Given records ->
★ ★ ★ ★ ★ ★ ★

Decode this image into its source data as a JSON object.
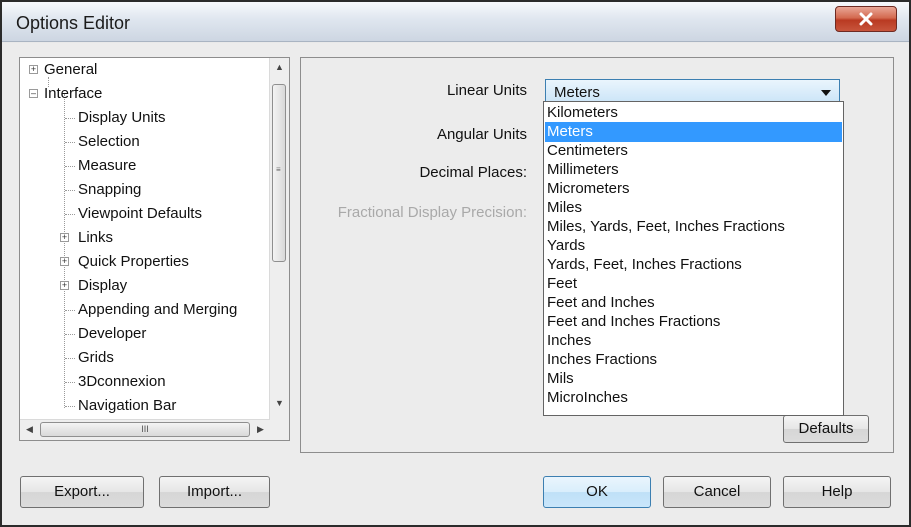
{
  "window": {
    "title": "Options Editor"
  },
  "tree": {
    "items": [
      {
        "label": "General"
      },
      {
        "label": "Interface"
      },
      {
        "label": "Display Units"
      },
      {
        "label": "Selection"
      },
      {
        "label": "Measure"
      },
      {
        "label": "Snapping"
      },
      {
        "label": "Viewpoint Defaults"
      },
      {
        "label": "Links"
      },
      {
        "label": "Quick Properties"
      },
      {
        "label": "Display"
      },
      {
        "label": "Appending and Merging"
      },
      {
        "label": "Developer"
      },
      {
        "label": "Grids"
      },
      {
        "label": "3Dconnexion"
      },
      {
        "label": "Navigation Bar"
      }
    ]
  },
  "settings": {
    "linear_units_label": "Linear Units",
    "linear_units_value": "Meters",
    "angular_units_label": "Angular Units",
    "decimal_places_label": "Decimal Places:",
    "fractional_precision_label": "Fractional Display Precision:"
  },
  "dropdown": {
    "options": [
      "Kilometers",
      "Meters",
      "Centimeters",
      "Millimeters",
      "Micrometers",
      "Miles",
      "Miles, Yards, Feet, Inches Fractions",
      "Yards",
      "Yards, Feet, Inches Fractions",
      "Feet",
      "Feet and Inches",
      "Feet and Inches Fractions",
      "Inches",
      "Inches Fractions",
      "Mils",
      "MicroInches"
    ],
    "selected": "Meters"
  },
  "buttons": {
    "defaults": "Defaults",
    "export": "Export...",
    "import": "Import...",
    "ok": "OK",
    "cancel": "Cancel",
    "help": "Help"
  },
  "scroll": {
    "h_thumb_grip": "III"
  },
  "icons": [
    "close-icon",
    "expand-icon",
    "collapse-icon",
    "dropdown-arrow-icon",
    "scroll-up-icon",
    "scroll-down-icon",
    "scroll-left-icon",
    "scroll-right-icon"
  ],
  "colors": {
    "selection": "#3399ff",
    "close_button": "#c8553c"
  }
}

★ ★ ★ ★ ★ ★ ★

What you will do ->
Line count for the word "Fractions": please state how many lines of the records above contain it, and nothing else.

Task answer ->
4